* [WORK REQUIRED]:
What is needed is an exact copy of the line that contains "Parse this screenshot: output" and of all later lines to the end of the records below, with no other lines.

(Beginning of DATASET RECORDS)

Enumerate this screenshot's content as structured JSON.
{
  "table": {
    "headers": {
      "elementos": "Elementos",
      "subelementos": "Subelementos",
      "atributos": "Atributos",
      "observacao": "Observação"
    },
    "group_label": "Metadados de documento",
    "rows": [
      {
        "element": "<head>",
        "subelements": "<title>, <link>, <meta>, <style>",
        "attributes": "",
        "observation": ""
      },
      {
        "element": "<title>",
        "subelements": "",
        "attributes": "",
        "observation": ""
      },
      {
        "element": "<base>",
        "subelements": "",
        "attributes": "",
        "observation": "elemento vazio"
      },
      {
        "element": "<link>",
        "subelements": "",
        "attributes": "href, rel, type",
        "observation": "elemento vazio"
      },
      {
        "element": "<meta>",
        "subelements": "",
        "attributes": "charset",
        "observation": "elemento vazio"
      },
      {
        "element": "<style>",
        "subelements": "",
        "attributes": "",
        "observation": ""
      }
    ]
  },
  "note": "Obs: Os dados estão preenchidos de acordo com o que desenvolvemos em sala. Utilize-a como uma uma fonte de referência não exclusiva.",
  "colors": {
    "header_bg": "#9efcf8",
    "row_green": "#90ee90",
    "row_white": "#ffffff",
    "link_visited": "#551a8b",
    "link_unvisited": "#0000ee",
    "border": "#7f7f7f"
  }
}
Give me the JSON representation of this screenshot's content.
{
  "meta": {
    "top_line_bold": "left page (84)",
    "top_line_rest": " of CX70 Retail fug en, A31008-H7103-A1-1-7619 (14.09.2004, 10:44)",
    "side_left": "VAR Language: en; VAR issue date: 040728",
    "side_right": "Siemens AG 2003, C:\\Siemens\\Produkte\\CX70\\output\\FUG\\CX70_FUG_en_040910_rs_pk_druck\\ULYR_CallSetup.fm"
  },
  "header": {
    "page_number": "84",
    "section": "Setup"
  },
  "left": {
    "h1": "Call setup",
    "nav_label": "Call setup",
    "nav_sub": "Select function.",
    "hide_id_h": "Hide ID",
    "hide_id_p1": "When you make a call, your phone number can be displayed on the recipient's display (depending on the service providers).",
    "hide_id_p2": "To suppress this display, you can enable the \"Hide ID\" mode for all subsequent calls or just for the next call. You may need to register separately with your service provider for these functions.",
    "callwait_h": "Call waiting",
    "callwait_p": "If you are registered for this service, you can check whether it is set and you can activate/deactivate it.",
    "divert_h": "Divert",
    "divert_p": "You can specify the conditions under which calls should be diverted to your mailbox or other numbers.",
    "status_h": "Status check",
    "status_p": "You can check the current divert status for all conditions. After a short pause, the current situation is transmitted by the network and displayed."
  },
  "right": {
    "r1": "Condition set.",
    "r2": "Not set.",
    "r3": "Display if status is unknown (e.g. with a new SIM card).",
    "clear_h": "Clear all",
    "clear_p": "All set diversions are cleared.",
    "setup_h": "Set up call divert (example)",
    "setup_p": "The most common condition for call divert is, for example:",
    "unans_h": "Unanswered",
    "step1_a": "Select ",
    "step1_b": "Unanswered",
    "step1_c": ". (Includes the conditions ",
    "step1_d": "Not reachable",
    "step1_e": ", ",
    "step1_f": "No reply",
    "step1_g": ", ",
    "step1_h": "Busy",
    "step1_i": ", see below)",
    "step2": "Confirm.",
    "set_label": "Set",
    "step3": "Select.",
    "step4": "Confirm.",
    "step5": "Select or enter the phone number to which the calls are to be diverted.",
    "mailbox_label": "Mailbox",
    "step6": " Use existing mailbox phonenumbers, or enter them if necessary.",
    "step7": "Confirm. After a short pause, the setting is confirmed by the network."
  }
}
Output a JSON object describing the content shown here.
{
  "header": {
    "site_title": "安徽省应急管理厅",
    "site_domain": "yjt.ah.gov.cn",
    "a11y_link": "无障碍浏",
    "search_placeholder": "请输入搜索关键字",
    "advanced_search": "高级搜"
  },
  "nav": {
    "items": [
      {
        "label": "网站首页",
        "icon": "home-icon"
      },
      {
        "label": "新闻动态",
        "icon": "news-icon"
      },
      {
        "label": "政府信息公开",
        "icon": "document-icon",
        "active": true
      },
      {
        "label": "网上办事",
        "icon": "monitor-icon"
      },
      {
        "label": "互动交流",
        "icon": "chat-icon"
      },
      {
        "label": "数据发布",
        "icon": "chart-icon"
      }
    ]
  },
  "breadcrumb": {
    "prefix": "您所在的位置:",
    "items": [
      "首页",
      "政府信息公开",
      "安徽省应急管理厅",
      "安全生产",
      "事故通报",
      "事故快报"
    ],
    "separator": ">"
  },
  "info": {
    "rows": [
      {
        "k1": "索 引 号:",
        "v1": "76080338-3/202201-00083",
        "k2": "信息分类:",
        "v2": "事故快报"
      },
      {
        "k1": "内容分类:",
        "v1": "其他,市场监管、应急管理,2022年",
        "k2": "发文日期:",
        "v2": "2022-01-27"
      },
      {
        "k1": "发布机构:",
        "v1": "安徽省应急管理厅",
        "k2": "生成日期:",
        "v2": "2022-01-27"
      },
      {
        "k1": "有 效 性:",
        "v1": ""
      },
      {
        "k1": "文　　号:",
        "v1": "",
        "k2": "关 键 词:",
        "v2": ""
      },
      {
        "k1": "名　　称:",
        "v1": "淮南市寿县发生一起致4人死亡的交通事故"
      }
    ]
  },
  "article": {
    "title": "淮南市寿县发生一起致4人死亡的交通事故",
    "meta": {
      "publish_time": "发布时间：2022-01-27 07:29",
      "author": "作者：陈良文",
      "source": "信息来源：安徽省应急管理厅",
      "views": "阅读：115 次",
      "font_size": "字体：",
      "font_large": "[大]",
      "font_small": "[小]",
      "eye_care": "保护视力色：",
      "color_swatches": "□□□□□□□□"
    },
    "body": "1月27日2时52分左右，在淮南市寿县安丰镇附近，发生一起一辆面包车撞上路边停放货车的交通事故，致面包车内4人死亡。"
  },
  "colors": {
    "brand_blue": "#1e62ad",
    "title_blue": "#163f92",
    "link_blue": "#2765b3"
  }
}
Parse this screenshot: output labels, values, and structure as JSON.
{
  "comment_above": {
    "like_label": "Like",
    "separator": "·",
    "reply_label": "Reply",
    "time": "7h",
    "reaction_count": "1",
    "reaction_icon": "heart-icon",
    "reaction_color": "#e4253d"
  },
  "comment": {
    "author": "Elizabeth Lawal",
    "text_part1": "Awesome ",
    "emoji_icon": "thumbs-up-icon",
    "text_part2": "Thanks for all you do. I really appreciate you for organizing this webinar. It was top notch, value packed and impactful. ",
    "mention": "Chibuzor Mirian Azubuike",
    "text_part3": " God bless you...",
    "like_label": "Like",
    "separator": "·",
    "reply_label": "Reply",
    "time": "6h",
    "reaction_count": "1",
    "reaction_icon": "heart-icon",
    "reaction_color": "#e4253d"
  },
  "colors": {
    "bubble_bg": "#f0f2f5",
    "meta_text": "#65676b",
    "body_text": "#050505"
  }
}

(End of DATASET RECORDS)

* [OUTPUT FOR THIS EXERCISE]:
Parse this screenshot: output labels, values, and structure as JSON.
{
  "comment_above": {
    "like_label": "Like",
    "separator": "·",
    "reply_label": "Reply",
    "time": "7h",
    "reaction_count": "1",
    "reaction_icon": "heart-icon",
    "reaction_color": "#e4253d"
  },
  "comment": {
    "author": "Elizabeth Lawal",
    "text_part1": "Awesome ",
    "emoji_icon": "thumbs-up-icon",
    "text_part2": "Thanks for all you do. I really appreciate you for organizing this webinar. It was top notch, value packed and impactful. ",
    "mention": "Chibuzor Mirian Azubuike",
    "text_part3": " God bless you...",
    "like_label": "Like",
    "separator": "·",
    "reply_label": "Reply",
    "time": "6h",
    "reaction_count": "1",
    "reaction_icon": "heart-icon",
    "reaction_color": "#e4253d"
  },
  "colors": {
    "bubble_bg": "#f0f2f5",
    "meta_text": "#65676b",
    "body_text": "#050505"
  }
}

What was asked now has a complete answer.